The Paleo (Paleolithic) diet was added to the U.S. News & World Report diet ranking list for the first time this year, coming in at No. 24 in the Best Diets Overall category. Indian Country Today Media Network has reported on the Paleo Diet, also referred to as the hunter-gatherer diet. David Bender, Lakota, explains in the article “Native Family Turns to Its Roots to Combat Poor Health and Food Addiction,” how the Paleo Diet helped his family combat food addiction, obesity and diabetes.
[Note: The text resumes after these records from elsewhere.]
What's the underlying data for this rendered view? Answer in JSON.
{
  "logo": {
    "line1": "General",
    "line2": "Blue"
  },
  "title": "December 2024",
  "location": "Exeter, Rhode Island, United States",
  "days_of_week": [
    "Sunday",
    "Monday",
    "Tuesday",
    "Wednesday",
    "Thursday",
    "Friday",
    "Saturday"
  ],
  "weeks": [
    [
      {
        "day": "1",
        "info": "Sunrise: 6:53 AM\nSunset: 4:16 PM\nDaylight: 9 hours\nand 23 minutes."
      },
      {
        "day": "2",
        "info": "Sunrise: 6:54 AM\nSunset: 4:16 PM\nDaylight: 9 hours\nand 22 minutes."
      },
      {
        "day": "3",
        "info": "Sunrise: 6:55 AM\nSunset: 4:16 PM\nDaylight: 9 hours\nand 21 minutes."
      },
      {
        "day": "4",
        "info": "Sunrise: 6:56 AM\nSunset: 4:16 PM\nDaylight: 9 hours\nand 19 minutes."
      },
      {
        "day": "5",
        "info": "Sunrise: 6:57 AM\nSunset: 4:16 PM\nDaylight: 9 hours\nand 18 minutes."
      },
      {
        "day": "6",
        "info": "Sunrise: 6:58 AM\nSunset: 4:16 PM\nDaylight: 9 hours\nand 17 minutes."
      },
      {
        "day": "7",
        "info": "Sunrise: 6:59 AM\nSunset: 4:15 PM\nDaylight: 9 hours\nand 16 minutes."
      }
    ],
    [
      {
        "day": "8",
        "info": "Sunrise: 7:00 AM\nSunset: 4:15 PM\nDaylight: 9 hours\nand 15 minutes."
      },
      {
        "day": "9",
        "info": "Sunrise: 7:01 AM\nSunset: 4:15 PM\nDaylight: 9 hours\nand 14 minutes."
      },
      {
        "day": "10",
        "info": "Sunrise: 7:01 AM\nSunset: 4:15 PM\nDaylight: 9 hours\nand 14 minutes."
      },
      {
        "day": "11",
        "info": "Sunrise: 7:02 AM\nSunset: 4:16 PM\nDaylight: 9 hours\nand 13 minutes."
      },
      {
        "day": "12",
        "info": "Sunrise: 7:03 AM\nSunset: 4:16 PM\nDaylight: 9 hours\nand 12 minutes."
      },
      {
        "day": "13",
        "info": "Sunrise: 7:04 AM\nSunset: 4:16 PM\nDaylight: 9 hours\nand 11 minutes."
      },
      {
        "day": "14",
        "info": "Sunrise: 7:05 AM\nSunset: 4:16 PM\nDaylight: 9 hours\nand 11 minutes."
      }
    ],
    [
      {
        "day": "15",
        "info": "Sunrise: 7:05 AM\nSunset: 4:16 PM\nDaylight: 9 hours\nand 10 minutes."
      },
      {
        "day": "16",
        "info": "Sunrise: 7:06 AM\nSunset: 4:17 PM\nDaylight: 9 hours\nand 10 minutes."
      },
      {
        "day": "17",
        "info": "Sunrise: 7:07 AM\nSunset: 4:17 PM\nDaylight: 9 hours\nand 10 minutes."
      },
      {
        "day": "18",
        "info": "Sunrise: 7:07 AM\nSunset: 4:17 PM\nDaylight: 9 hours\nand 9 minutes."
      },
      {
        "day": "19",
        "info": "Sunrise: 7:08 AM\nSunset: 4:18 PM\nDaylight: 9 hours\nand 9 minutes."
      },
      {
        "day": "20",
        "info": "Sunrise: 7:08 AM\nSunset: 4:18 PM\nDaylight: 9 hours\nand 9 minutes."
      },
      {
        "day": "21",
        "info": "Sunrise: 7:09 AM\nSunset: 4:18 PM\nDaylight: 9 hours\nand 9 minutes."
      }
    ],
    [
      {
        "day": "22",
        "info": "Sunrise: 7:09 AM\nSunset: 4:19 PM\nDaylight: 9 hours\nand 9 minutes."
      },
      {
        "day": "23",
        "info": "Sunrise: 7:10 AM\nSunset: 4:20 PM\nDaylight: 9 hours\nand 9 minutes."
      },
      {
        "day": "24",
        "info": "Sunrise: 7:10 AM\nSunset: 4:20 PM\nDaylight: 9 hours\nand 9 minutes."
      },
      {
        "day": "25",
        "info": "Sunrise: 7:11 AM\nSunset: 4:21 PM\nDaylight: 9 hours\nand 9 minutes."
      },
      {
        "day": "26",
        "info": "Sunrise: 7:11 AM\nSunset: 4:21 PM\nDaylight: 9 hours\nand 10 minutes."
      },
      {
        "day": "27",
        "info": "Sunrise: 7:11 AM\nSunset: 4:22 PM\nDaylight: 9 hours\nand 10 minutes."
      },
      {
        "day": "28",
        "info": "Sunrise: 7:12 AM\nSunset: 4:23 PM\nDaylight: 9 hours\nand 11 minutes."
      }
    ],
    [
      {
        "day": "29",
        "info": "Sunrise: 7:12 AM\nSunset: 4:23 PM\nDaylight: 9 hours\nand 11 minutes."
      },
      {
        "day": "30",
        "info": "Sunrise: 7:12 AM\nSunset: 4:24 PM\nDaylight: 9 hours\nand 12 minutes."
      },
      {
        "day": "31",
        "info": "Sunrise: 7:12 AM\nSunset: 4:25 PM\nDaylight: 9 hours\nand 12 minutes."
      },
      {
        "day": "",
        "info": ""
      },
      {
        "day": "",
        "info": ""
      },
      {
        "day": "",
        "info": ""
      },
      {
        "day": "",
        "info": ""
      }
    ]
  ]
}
Bender shares his former struggle with overeating sugar and grains and why the Paleo diet makes sense: “I was addicted to sugar and intolerant to gluten. The cravings were horrendous but I was oblivious. Sugar and gluten are two very unnatural compounds, but a major part of the ‘Neolithic diet,’ which is grain-based and believed to be best suited for animals. This diet has been in existence since farming began in Europe 10,000 years ago. By comparison, the hunter-gatherer diet—the ‘Paleolithic diet’—has been in existence since the dawn of man.”
The Paleo Diet is “based on the simple understanding that the best human diet is the one to which we are best genetically adapted,” according to the paleodiet.com. The diet promotes eating the foods our ancestors ate prior to the Agricultural Revolution. Vegetables, lean meats, seafood and some fruits are the heart of the diet, which excludes dairy products, grains and sugars. There is also an emphasis on going gluten-free.
The U.S. News and World Report’s panel experts knocked the Paleo Diet for feasibility in modern times. “A true Paleo diet might be a great option: very lean, pure meats, lots of wild plants,” one expert commented—quickly noting, however, that following such a regimen in modern-day society would be a difficult feat.
But Bender’s testimonial shares why transitioning to the Paleo Diet is a challenge but worth the rewards you reap for a lifetime.
Choosing the Right Diet for You
Balance and a healthy variety of produce and lean protein are key to all diets, but many nutritionists stress that diet longevity is the most important aspect of staying healthy. Hence it is important to choose a diet plan that fits your food preferences and lifestyle and one you can stick with.
“It’s not just about counting calories, but the quality of calories you consume,” Leslie Bettencourt, a registered dietician at the Sacred Heart Surgical Weight Loss Center, told pnj.com. “Food is a powerful thing. It can do wonderful things for our health, or be a contributing factor in less desirable outcomes.”